FamilyParenting

Suffering end-of-year burnout? Try some of these soothing family remedies

November and December are filled with lots of joyous family events: Christmas preparations, school celebrations and break up parties.

But let’s be honest –  this time of year is also pretty stressful and tiring!

Most families’ diaries are chock-a-block with a mounting list of appointments and end-of-year this-and-that.

Whilst you mightn’t be able to change the amount of things on your plate, the experts tell us there are lots of simple things we can do to bring some calm back into our family life when things start to feel out-of-control.

We’ve compiled some of the best advice we’ve found for you here. The good news? It’s all easy to do and you can start right now.

Music in the mornings

Just like a computer needs time to boot up before it can tackle an Excel spreadsheet, our brains need to get active before they can attack the day’s to-do list, says Neurologic Music Therapist Allison Davies. And one of the best ways is with music.

“Research tells us that when we experience music, more of our brain activates than it does when we experience any other thing,” Allison says.

“And this can happen from listening to music, making music, or even just thinking about it…simply listening to music in the mornings as part of your daily routine will help activate your brain and your child’s brain so that everybody can work together more harmoniously in the mornings.

“I recommend choosing songs that your children love, make a playlist, listen to your favourite CD. You could opt for an early morning disco party — just turn on the music and all have a quick dance around the lounge room together.

“A really important element of music is it’s physicality. Movement, dancing, stretching. This, in conjunction with rhythm and melody, absolutely does wonders for getting the brain active and ready to work!” READ MORE

Embrace imperfection and the slow lane

Parenting guru Maggie Dent writes really well about her own epiphany as a 30-something busy mum that she was moving too fast through an unrealistic to-do list. She encourages parents to banish the “busy bug”.

“Seriously there are things you can stop doing – and things you can do less often – and please release the need to be perfect parents,” she says.

“It is impossible to be perfect – embrace the notion that good enough really is good enough. Indeed, allowing our kids to see how mistakes, failures and setbacks are a normal part of life helps build their resilience.

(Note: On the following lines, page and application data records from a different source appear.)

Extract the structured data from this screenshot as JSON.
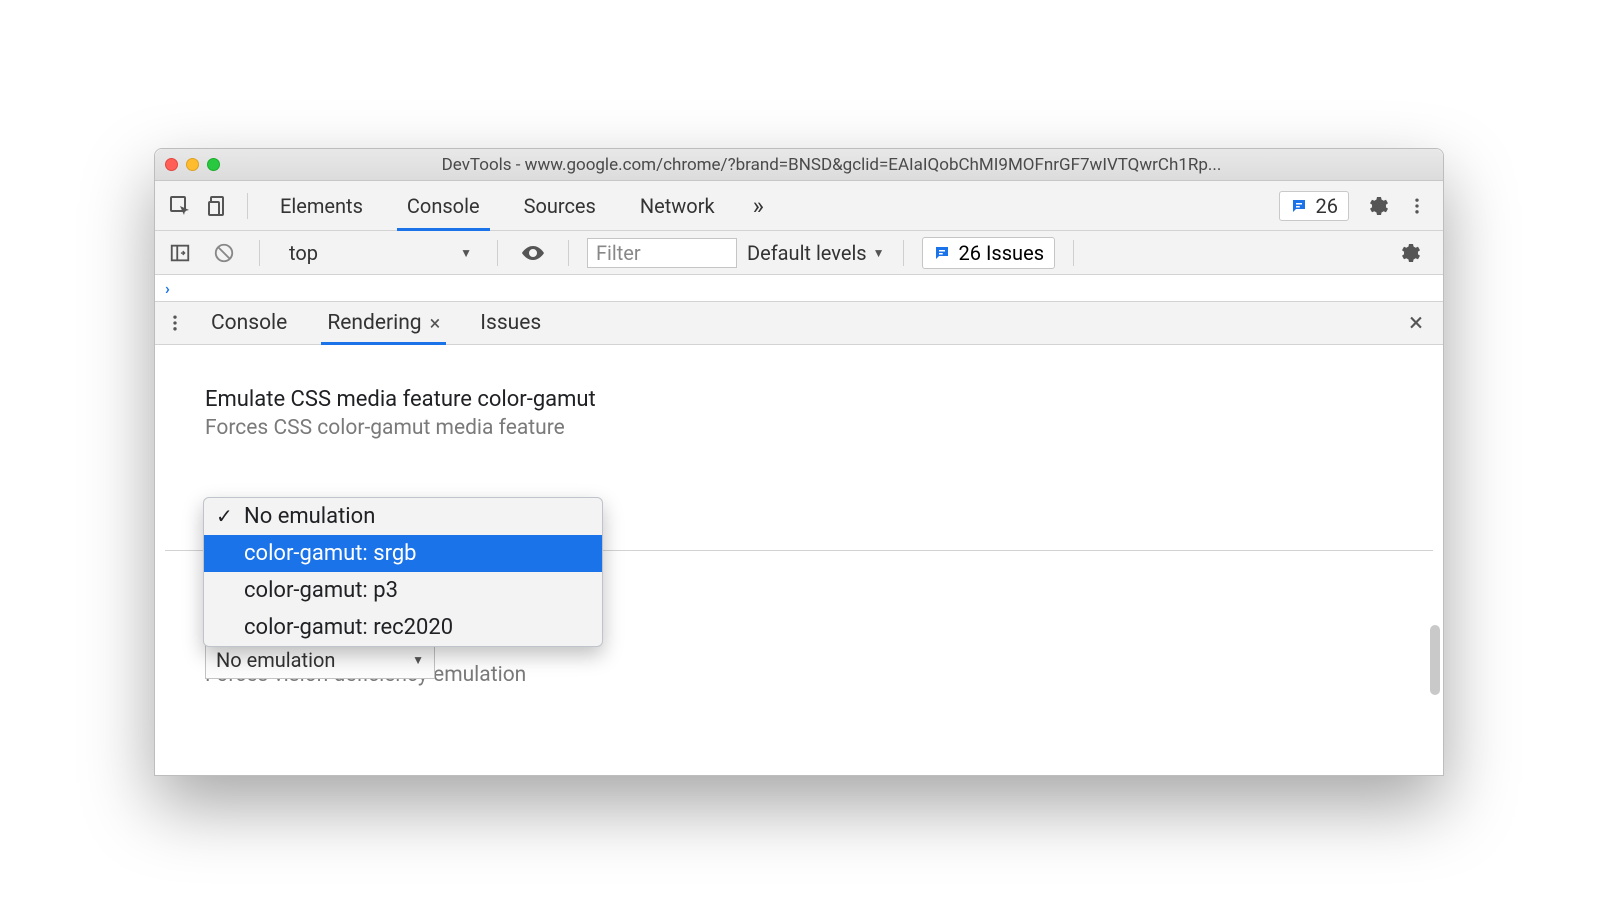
{
  "window": {
    "title": "DevTools - www.google.com/chrome/?brand=BNSD&gclid=EAIaIQobChMI9MOFnrGF7wIVTQwrCh1Rp..."
  },
  "main_tabs": {
    "items": [
      "Elements",
      "Console",
      "Sources",
      "Network"
    ],
    "active_index": 1,
    "overflow_glyph": "»",
    "issues_count": "26"
  },
  "console_toolbar": {
    "context": "top",
    "filter_placeholder": "Filter",
    "levels_label": "Default levels",
    "issues_label": "26 Issues"
  },
  "drawer_tabs": {
    "items": [
      "Console",
      "Rendering",
      "Issues"
    ],
    "active_index": 1
  },
  "rendering": {
    "section_heading": "Emulate CSS media feature color-gamut",
    "section_desc": "Forces CSS color-gamut media feature",
    "dropdown_options": [
      "No emulation",
      "color-gamut: srgb",
      "color-gamut: p3",
      "color-gamut: rec2020"
    ],
    "dropdown_checked_index": 0,
    "dropdown_highlight_index": 1,
    "obscured_partial_text": "Forces vision deficiency emulation",
    "lower_select_value": "No emulation"
  }
}
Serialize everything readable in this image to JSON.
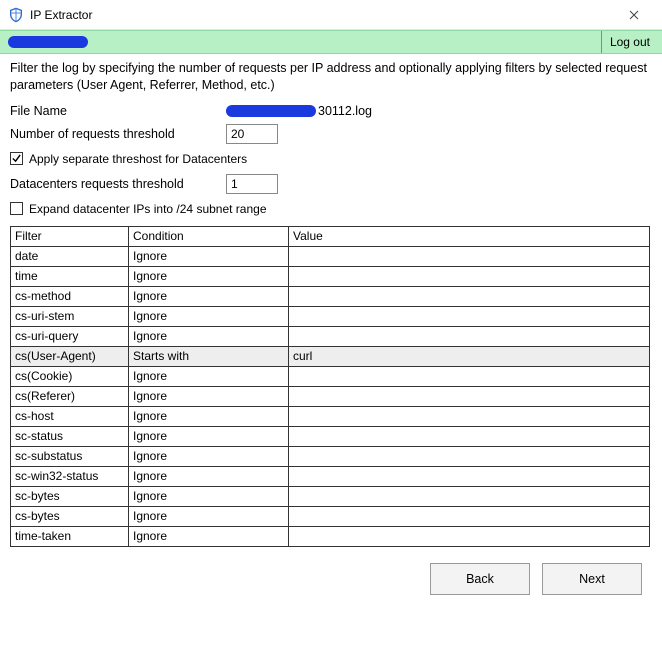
{
  "window": {
    "title": "IP Extractor",
    "close_icon": "close"
  },
  "banner": {
    "logout_label": "Log out"
  },
  "description": "Filter the log by specifying the number of requests per IP address and optionally applying filters by selected request parameters (User Agent, Referrer, Method, etc.)",
  "form": {
    "filename_label": "File Name",
    "filename_suffix": "30112.log",
    "threshold_label": "Number of requests threshold",
    "threshold_value": "20",
    "dc_checkbox_label": "Apply separate threshost for Datacenters",
    "dc_checkbox_checked": true,
    "dc_threshold_label": "Datacenters requests threshold",
    "dc_threshold_value": "1",
    "expand_checkbox_label": "Expand datacenter IPs into /24 subnet range",
    "expand_checkbox_checked": false
  },
  "table": {
    "headers": {
      "filter": "Filter",
      "condition": "Condition",
      "value": "Value"
    },
    "rows": [
      {
        "filter": "date",
        "condition": "Ignore",
        "value": "",
        "selected": false
      },
      {
        "filter": "time",
        "condition": "Ignore",
        "value": "",
        "selected": false
      },
      {
        "filter": "cs-method",
        "condition": "Ignore",
        "value": "",
        "selected": false
      },
      {
        "filter": "cs-uri-stem",
        "condition": "Ignore",
        "value": "",
        "selected": false
      },
      {
        "filter": "cs-uri-query",
        "condition": "Ignore",
        "value": "",
        "selected": false
      },
      {
        "filter": "cs(User-Agent)",
        "condition": "Starts with",
        "value": "curl",
        "selected": true
      },
      {
        "filter": "cs(Cookie)",
        "condition": "Ignore",
        "value": "",
        "selected": false
      },
      {
        "filter": "cs(Referer)",
        "condition": "Ignore",
        "value": "",
        "selected": false
      },
      {
        "filter": "cs-host",
        "condition": "Ignore",
        "value": "",
        "selected": false
      },
      {
        "filter": "sc-status",
        "condition": "Ignore",
        "value": "",
        "selected": false
      },
      {
        "filter": "sc-substatus",
        "condition": "Ignore",
        "value": "",
        "selected": false
      },
      {
        "filter": "sc-win32-status",
        "condition": "Ignore",
        "value": "",
        "selected": false
      },
      {
        "filter": "sc-bytes",
        "condition": "Ignore",
        "value": "",
        "selected": false
      },
      {
        "filter": "cs-bytes",
        "condition": "Ignore",
        "value": "",
        "selected": false
      },
      {
        "filter": "time-taken",
        "condition": "Ignore",
        "value": "",
        "selected": false
      }
    ]
  },
  "footer": {
    "back_label": "Back",
    "next_label": "Next"
  }
}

“Before you get stressed about another thing to put on your TO DO list (or in your Excel spreadsheet) relax because tiny changes make a difference.”

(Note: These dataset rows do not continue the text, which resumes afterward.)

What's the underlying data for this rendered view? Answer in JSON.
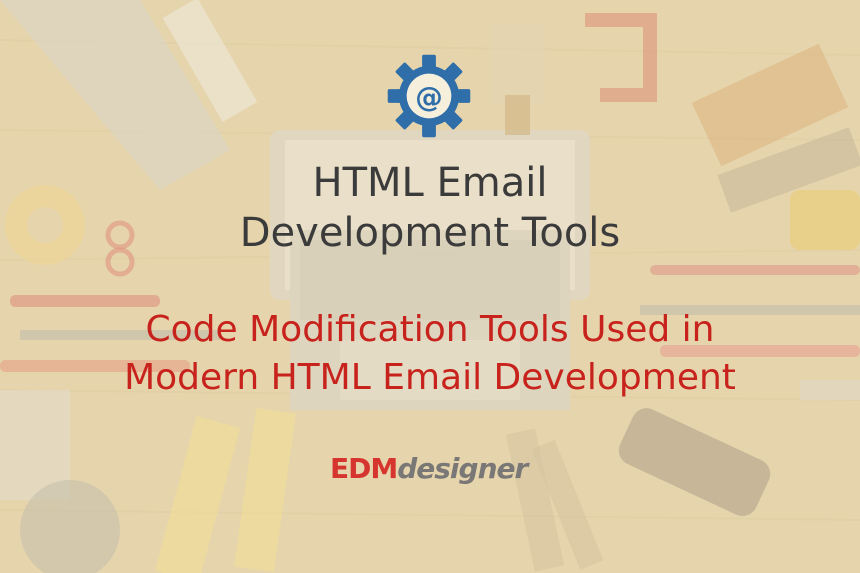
{
  "header": {
    "icon": "gear-at-icon",
    "title_line1": "HTML Email",
    "title_line2": "Development Tools"
  },
  "subtitle": {
    "line1": "Code Modification Tools Used in",
    "line2": "Modern HTML Email Development"
  },
  "logo": {
    "part1": "EDM",
    "part2": "designer"
  },
  "colors": {
    "title": "#3b3b3b",
    "subtitle": "#c8221d",
    "gear": "#2f6ea8",
    "logo_red": "#d6352f",
    "logo_grey": "#7a7876",
    "background_tint": "#eee0bc"
  }
}
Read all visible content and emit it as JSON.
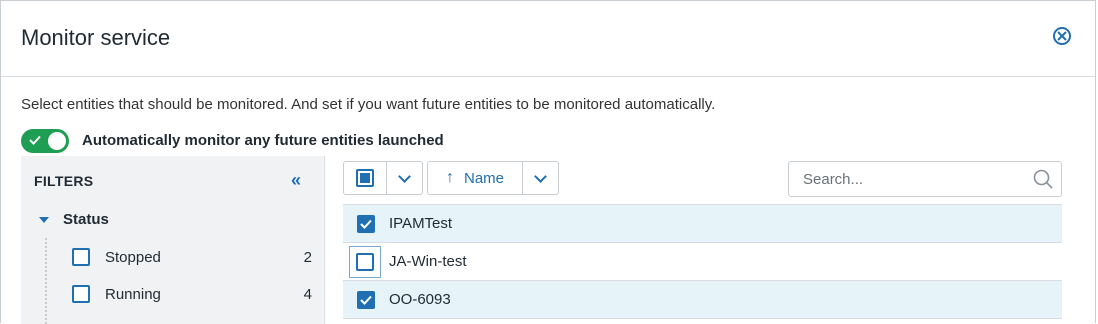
{
  "dialog": {
    "title": "Monitor service",
    "description": "Select entities that should be monitored. And set if you want future entities to be monitored automatically.",
    "auto_monitor_label": "Automatically monitor any future entities launched",
    "auto_monitor_enabled": true
  },
  "filters": {
    "title": "FILTERS",
    "collapse_icon": "double-chevron-left-icon",
    "groups": [
      {
        "label": "Status",
        "expanded": true,
        "options": [
          {
            "label": "Stopped",
            "count": "2",
            "checked": false
          },
          {
            "label": "Running",
            "count": "4",
            "checked": false
          }
        ]
      }
    ]
  },
  "toolbar": {
    "sort_label": "Name",
    "sort_direction": "ascending"
  },
  "search": {
    "placeholder": "Search...",
    "value": ""
  },
  "entities": [
    {
      "name": "IPAMTest",
      "checked": true
    },
    {
      "name": "JA-Win-test",
      "checked": false
    },
    {
      "name": "OO-6093",
      "checked": true
    }
  ],
  "colors": {
    "accent": "#1f6fb2",
    "toggle_on": "#1e9e52",
    "selected_row": "#e6f4f9"
  }
}
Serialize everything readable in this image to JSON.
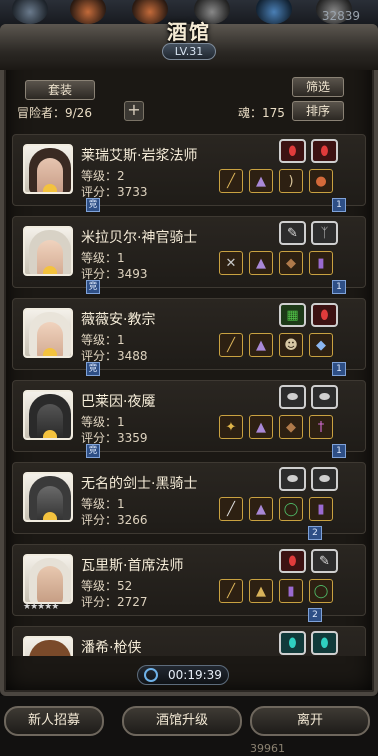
{
  "top": {
    "currency_value": "32839"
  },
  "header": {
    "title": "酒馆",
    "level": "LV.31"
  },
  "buttons": {
    "outfit": "套装",
    "filter": "筛选",
    "sort": "排序"
  },
  "stats": {
    "adventurers_label": "冒险者：9/26",
    "soul_label": "魂：175"
  },
  "heroes": [
    {
      "name": "莱瑞艾斯·岩浆法师",
      "level": "等级：2",
      "score": "评分：3733",
      "tag_left": "竞",
      "tag_right": "1",
      "top_icons": [
        "red-gem-icon",
        "red-gem-icon"
      ],
      "bottom_icons": [
        "staff-icon",
        "armor-icon",
        "bow-icon",
        "bag-icon"
      ]
    },
    {
      "name": "米拉贝尔·神官骑士",
      "level": "等级：1",
      "score": "评分：3493",
      "tag_left": "竞",
      "tag_right": "1",
      "top_icons": [
        "feather-icon",
        "wing-icon"
      ],
      "bottom_icons": [
        "hammer-icon",
        "armor-icon",
        "cloak-icon",
        "boots-icon"
      ]
    },
    {
      "name": "薇薇安·教宗",
      "level": "等级：1",
      "score": "评分：3488",
      "tag_left": "竞",
      "tag_right": "1",
      "top_icons": [
        "book-icon",
        "red-gem-icon"
      ],
      "bottom_icons": [
        "staff-icon",
        "armor-icon",
        "mask-icon",
        "crystal-icon"
      ]
    },
    {
      "name": "巴莱因·夜魇",
      "level": "等级：1",
      "score": "评分：3359",
      "tag_left": "竞",
      "tag_right": "1",
      "top_icons": [
        "stone-icon",
        "stone-icon"
      ],
      "bottom_icons": [
        "wand-icon",
        "armor-icon",
        "cloak-icon",
        "dagger-icon"
      ]
    },
    {
      "name": "无名的剑士·黑骑士",
      "level": "等级：1",
      "score": "评分：3266",
      "tag_left": "",
      "tag_right": "2",
      "top_icons": [
        "stone-icon",
        "stone-icon"
      ],
      "bottom_icons": [
        "sword-icon",
        "armor-icon",
        "ring-icon",
        "boots-icon"
      ]
    },
    {
      "name": "瓦里斯·首席法师",
      "level": "等级：52",
      "score": "评分：2727",
      "tag_left": "",
      "tag_right": "2",
      "stars": "★★★★★",
      "top_icons": [
        "red-gem-icon",
        "feather-icon"
      ],
      "bottom_icons": [
        "staff-icon",
        "armor-icon",
        "boots-icon",
        "ring-icon"
      ]
    },
    {
      "name": "潘希·枪侠",
      "level": "",
      "score": "",
      "tag_left": "",
      "tag_right": "",
      "top_icons": [
        "teal-gem-icon",
        "teal-gem-icon"
      ],
      "bottom_icons": []
    }
  ],
  "timer": "00:19:39",
  "bottom": {
    "recruit": "新人招募",
    "upgrade": "酒馆升级",
    "leave": "离开",
    "coins": "39961"
  },
  "colors": {
    "accent": "#c9a241",
    "tag_blue": "#2e4f86",
    "frame": "#4b4640"
  }
}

Some of the simple family hacks she suggests for busy periods include:

  • “Take a few minutes before bedtime for toddlers and older children – step outside and say goodnight to the stars, the moon or the birds.”
  • “Create a ‘go slow PJ weekend morning’ – even just once a month. This will bring such a gift of more connectedness and love.” READ MORE TIPS FROM MAGGIE HERE

Give thanks (especially to your child’s teachers!)

If you’re feeling stressed and overwhelmed there’s a good chance your child’s teacher is feeling the end-of-year crunch as well.

An email of thanks or a small token of your appreciation for their hard work will make their day – and you’ll feel good too. When teachers and parents work as a team and respect and value each others’ contributions, the winners are our beautiful kids – and it’s never too late to start!

“Building a mutually respectful relationship with your child’s teacher…and viewing each other as partners in the education process builds a wonderful base for future communication and trusting relationships”, says Dr Linda Willis, a lecturer in Curriculum Studies and educational researcher at The University of Queensland. Read more from Dr Willis here and here.

Prioritise Christmas family rituals

Don’t have any? Start some new ones, suggests parenting expert and father-of-six Dr Justin Coulson.

“Christmas is already busy enough. Non-stop events, too much money spent, and frantic 15 km/h driving on jam-packed roads. Gah! Who wants more to do?,” he writes. 

“But we can make Christmas meaningful for our families without exhausting our families or ourselves. One of the best and most powerful of these (techniques) is to have family traditions.

Research shows that “the happiest families have traditions – not just at Christmas, but also throughout the year,” he says.

“Family traditions hep our kids make sense of life. They provide predictability and a sense of security and safety. Most importantly, traditions help our children feel as though they fit in somewhere and traditions protect them from negative outside influences.” READ SOME OF HIS SUGGESTIONS HERE

Exercise

It’s not rocket science that exercise combats stress and anxiety but when we’re busy it’s easy to let a walk or a workout slide off your family schedule. We won’t bother providing links to the benefits of exercise – the verdict is unanimous! Another common chant from parenting experts is to get the whole family outside as often as you can – nature and fresh air create instant calm.

Keep things in perspective

Family life is busy for parents. It’s often messy, chaotic and hectic. But it’s also joyful – and short.

“Most of us experience moments of extraordinary joy when our children are young,” writes Dr Justin Coulson.

“We seem to be a little less good at finding those moments as our children get to about age three. By the time they’re in their teens it’s even harder. It gets messy in those middle year (from 3 to 23). But there is joy everywhere throughout our parenting lives if we are looking.”